Problems vs. Solutions: unhappy at work

A client want unhappy at work. She was frustrated with her work situation on a number of fronts—

  • shouldering more than her fair share of the workload while colleagues socialize
  • a company-wide freeze on performance raises
  • an impossible workload because her competency results in being assigned more and more projects

Unhappy at work

It would be easy for any of us—as it was for my client—to get caught up in how others are behaving (or misbehaving) at work, the disappointment of a static salary, and the unfairness of competency being “rewarded” only with additional work.

But something else is going on here: We train others how to treat us and it’s better to be happy than right.

We train others how to treat us.

By always stepping up and accepting assignment after assignment, my client had “trained” management that her perfectionism, competency, efficiency, and a rock solid work ethic would prevail even in the face of a workload impossible to complete within a 40-hour week.

As a result of always being willing to step up, she’d essentially trained management to take advantage of her.

Without better boundaries, a type of doormat syndrome had been created that was having a significant negative impact on her peace of mind and quality of life.

It’s better to be happy than right.

My client also wanted to be right more than she wanted to be happy.

When we’re right, we want to be acknowledged as being right.
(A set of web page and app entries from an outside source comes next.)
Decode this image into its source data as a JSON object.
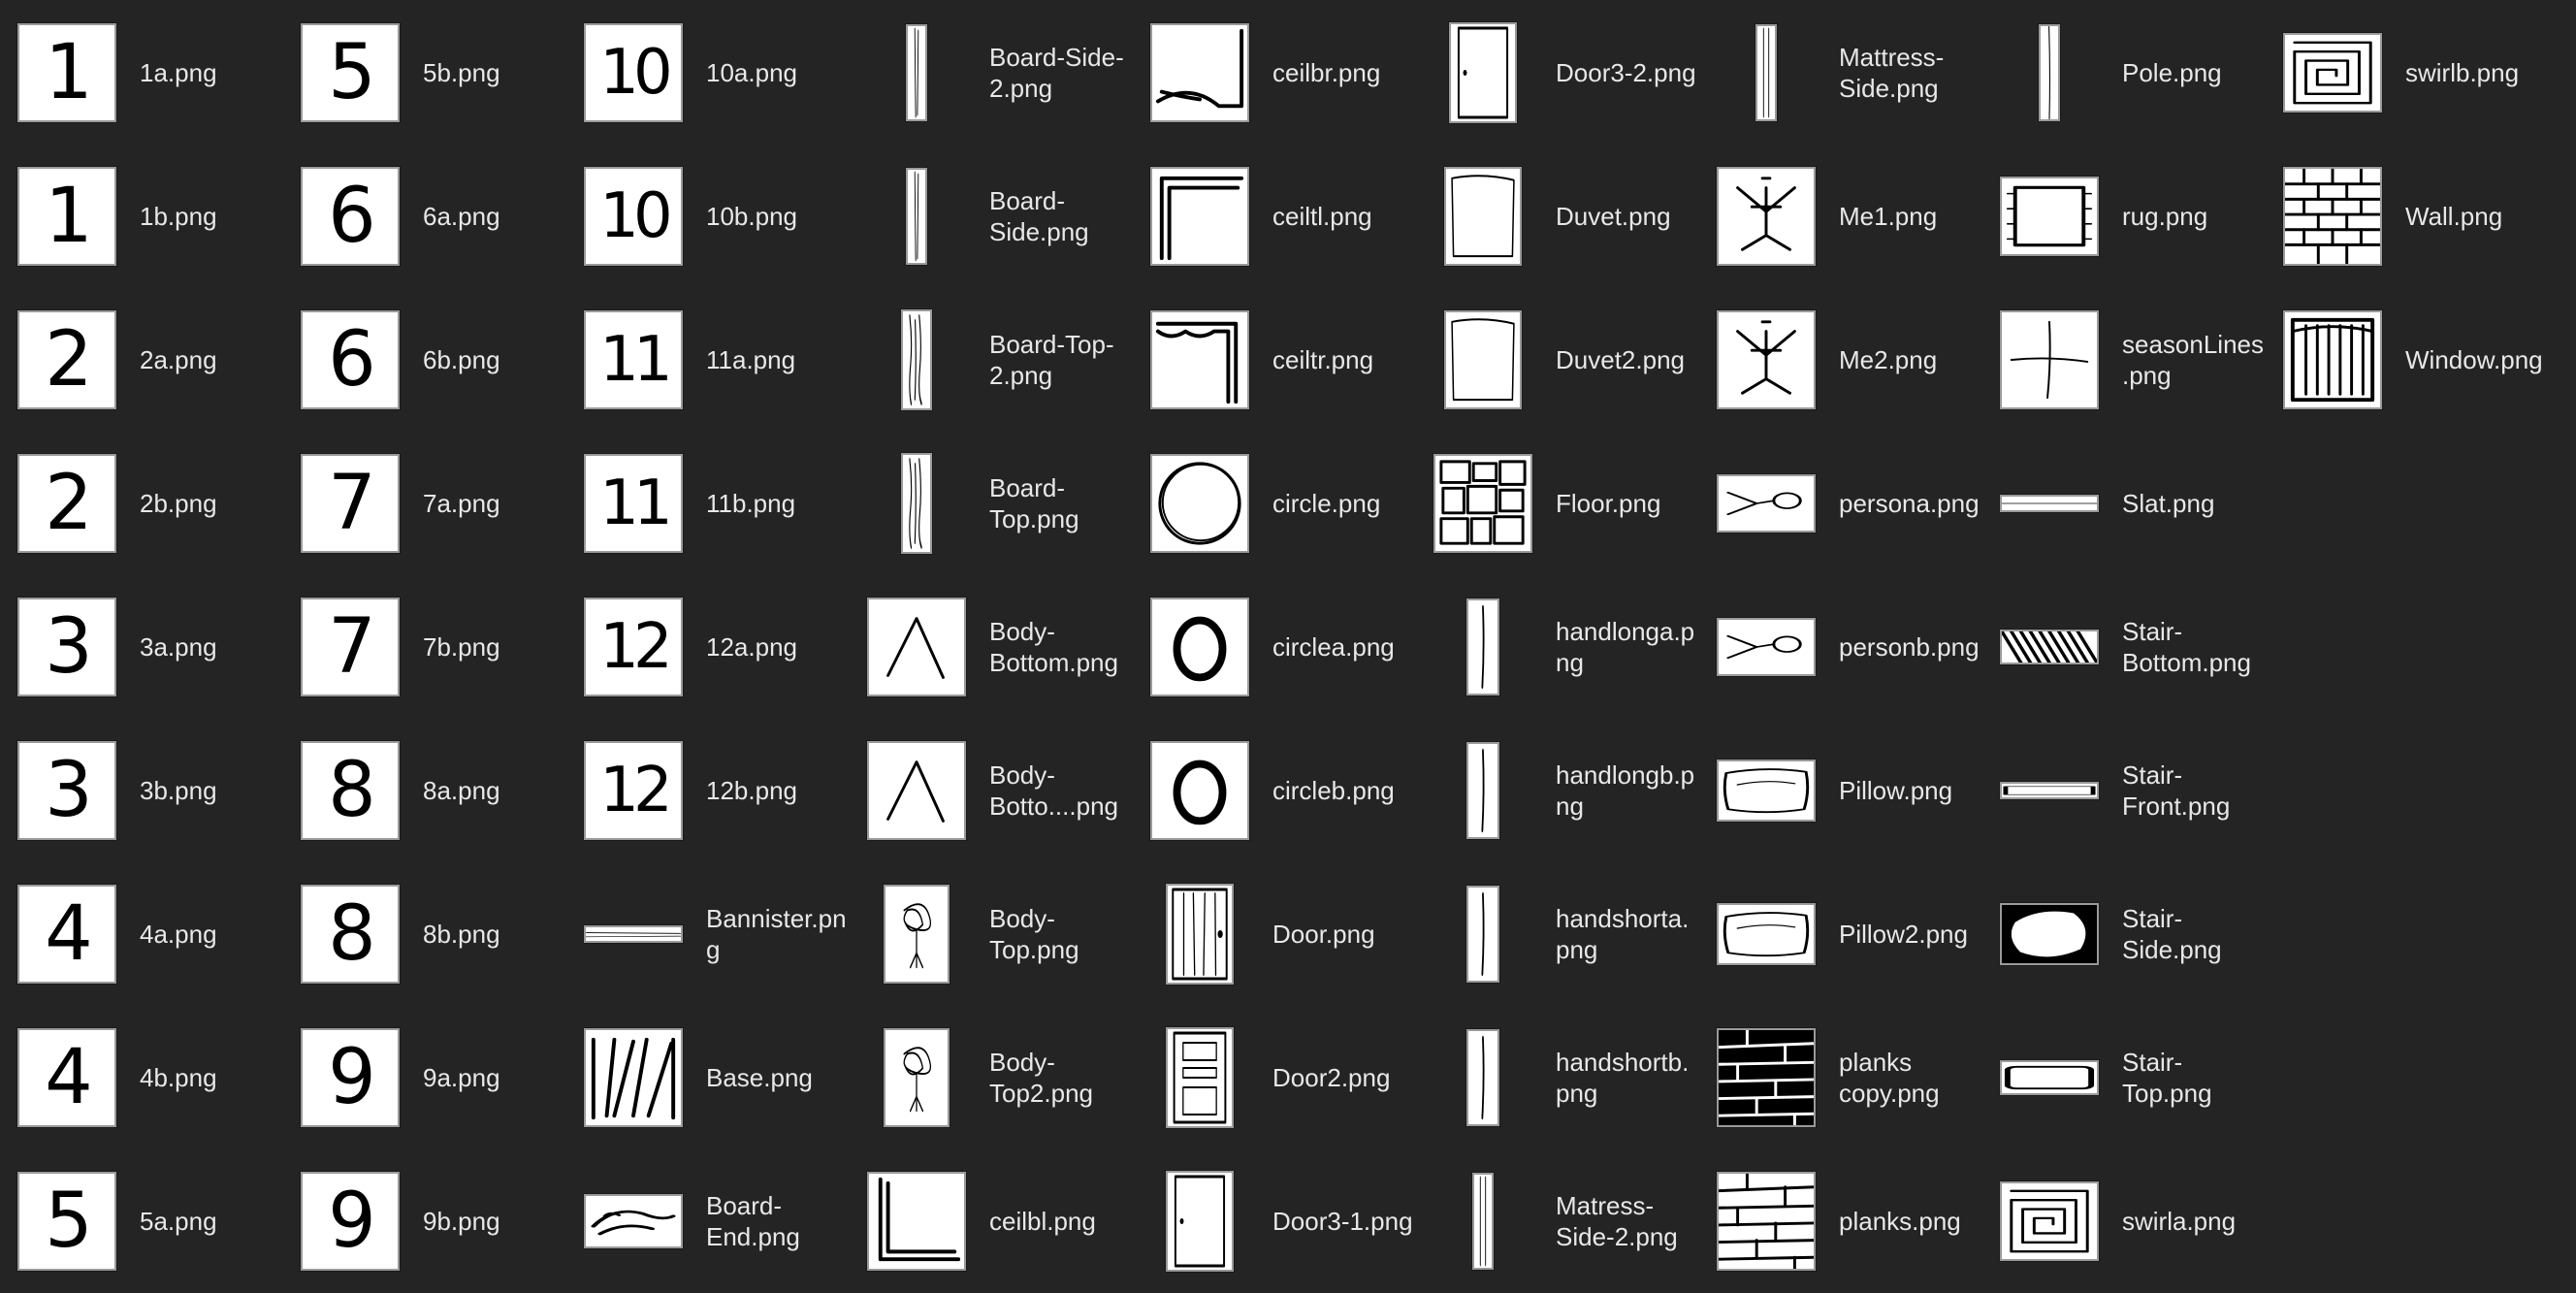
{
  "files": [
    {
      "name": "1a.png",
      "thumb": "digit",
      "glyph": "1"
    },
    {
      "name": "1b.png",
      "thumb": "digit",
      "glyph": "1"
    },
    {
      "name": "2a.png",
      "thumb": "digit",
      "glyph": "2"
    },
    {
      "name": "2b.png",
      "thumb": "digit",
      "glyph": "2"
    },
    {
      "name": "3a.png",
      "thumb": "digit",
      "glyph": "3"
    },
    {
      "name": "3b.png",
      "thumb": "digit",
      "glyph": "3"
    },
    {
      "name": "4a.png",
      "thumb": "digit",
      "glyph": "4"
    },
    {
      "name": "4b.png",
      "thumb": "digit",
      "glyph": "4"
    },
    {
      "name": "5a.png",
      "thumb": "digit",
      "glyph": "5"
    },
    {
      "name": "5b.png",
      "thumb": "digit",
      "glyph": "5"
    },
    {
      "name": "6a.png",
      "thumb": "digit",
      "glyph": "6"
    },
    {
      "name": "6b.png",
      "thumb": "digit",
      "glyph": "6"
    },
    {
      "name": "7a.png",
      "thumb": "digit",
      "glyph": "7"
    },
    {
      "name": "7b.png",
      "thumb": "digit",
      "glyph": "7"
    },
    {
      "name": "8a.png",
      "thumb": "digit",
      "glyph": "8"
    },
    {
      "name": "8b.png",
      "thumb": "digit",
      "glyph": "8"
    },
    {
      "name": "9a.png",
      "thumb": "digit",
      "glyph": "9"
    },
    {
      "name": "9b.png",
      "thumb": "digit",
      "glyph": "9"
    },
    {
      "name": "10a.png",
      "thumb": "digit",
      "glyph": "10"
    },
    {
      "name": "10b.png",
      "thumb": "digit",
      "glyph": "10"
    },
    {
      "name": "11a.png",
      "thumb": "digit",
      "glyph": "11"
    },
    {
      "name": "11b.png",
      "thumb": "digit",
      "glyph": "11"
    },
    {
      "name": "12a.png",
      "thumb": "digit",
      "glyph": "12"
    },
    {
      "name": "12b.png",
      "thumb": "digit",
      "glyph": "12"
    },
    {
      "name": "Bannister.png",
      "thumb": "bannister"
    },
    {
      "name": "Base.png",
      "thumb": "base"
    },
    {
      "name": "Board-End.png",
      "thumb": "board-end"
    },
    {
      "name": "Board-Side-2.png",
      "thumb": "board-side"
    },
    {
      "name": "Board-Side.png",
      "thumb": "board-side"
    },
    {
      "name": "Board-Top-2.png",
      "thumb": "board-top"
    },
    {
      "name": "Board-Top.png",
      "thumb": "board-top"
    },
    {
      "name": "Body-Bottom.png",
      "thumb": "body-bottom"
    },
    {
      "name": "Body-Botto....png",
      "thumb": "body-bottom"
    },
    {
      "name": "Body-Top.png",
      "thumb": "body-top"
    },
    {
      "name": "Body-Top2.png",
      "thumb": "body-top"
    },
    {
      "name": "ceilbl.png",
      "thumb": "ceilbl"
    },
    {
      "name": "ceilbr.png",
      "thumb": "ceilbr"
    },
    {
      "name": "ceiltl.png",
      "thumb": "ceiltl"
    },
    {
      "name": "ceiltr.png",
      "thumb": "ceiltr"
    },
    {
      "name": "circle.png",
      "thumb": "circle"
    },
    {
      "name": "circlea.png",
      "thumb": "circle-small"
    },
    {
      "name": "circleb.png",
      "thumb": "circle-small"
    },
    {
      "name": "Door.png",
      "thumb": "door-wood"
    },
    {
      "name": "Door2.png",
      "thumb": "door-panel"
    },
    {
      "name": "Door3-1.png",
      "thumb": "door-plain"
    },
    {
      "name": "Door3-2.png",
      "thumb": "door-plain"
    },
    {
      "name": "Duvet.png",
      "thumb": "duvet"
    },
    {
      "name": "Duvet2.png",
      "thumb": "duvet"
    },
    {
      "name": "Floor.png",
      "thumb": "floor"
    },
    {
      "name": "handlonga.png",
      "thumb": "handle"
    },
    {
      "name": "handlongb.png",
      "thumb": "handle"
    },
    {
      "name": "handshorta.png",
      "thumb": "handle"
    },
    {
      "name": "handshortb.png",
      "thumb": "handle"
    },
    {
      "name": "Matress-Side-2.png",
      "thumb": "matress"
    },
    {
      "name": "Mattress-Side.png",
      "thumb": "matress"
    },
    {
      "name": "Me1.png",
      "thumb": "me"
    },
    {
      "name": "Me2.png",
      "thumb": "me"
    },
    {
      "name": "persona.png",
      "thumb": "person"
    },
    {
      "name": "personb.png",
      "thumb": "person"
    },
    {
      "name": "Pillow.png",
      "thumb": "pillow"
    },
    {
      "name": "Pillow2.png",
      "thumb": "pillow"
    },
    {
      "name": "planks copy.png",
      "thumb": "planks-dark"
    },
    {
      "name": "planks.png",
      "thumb": "planks"
    },
    {
      "name": "Pole.png",
      "thumb": "pole"
    },
    {
      "name": "rug.png",
      "thumb": "rug"
    },
    {
      "name": "seasonLines.png",
      "thumb": "season"
    },
    {
      "name": "Slat.png",
      "thumb": "slat"
    },
    {
      "name": "Stair-Bottom.png",
      "thumb": "stair-bottom"
    },
    {
      "name": "Stair-Front.png",
      "thumb": "stair-front"
    },
    {
      "name": "Stair-Side.png",
      "thumb": "stair-side"
    },
    {
      "name": "Stair-Top.png",
      "thumb": "stair-top"
    },
    {
      "name": "swirla.png",
      "thumb": "swirl"
    },
    {
      "name": "swirlb.png",
      "thumb": "swirl"
    },
    {
      "name": "Wall.png",
      "thumb": "wall"
    },
    {
      "name": "Window.png",
      "thumb": "window"
    }
  ]
}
We expect our “rightness” to then lead to better conditions.

But sometimes being right actually stands in the way of being happy.

My client had allowed her frustration, anger, and disappointment at her work situation to permeate her non-work hours. Convinced that she is right, she’s given up any ability to be happy at work and outside of work too.

My client isn’t unique.

I can see myself in her situation. Maybe you can too.

We all get caught up in our own story and lose our way. We fail to set boundaries. We overly focus on how right we are at the sacrifice of our own serenity.

What boundaries do you need to establish about how you expected to be treated? Where are you overly focused on being right at the expense of your own happiness?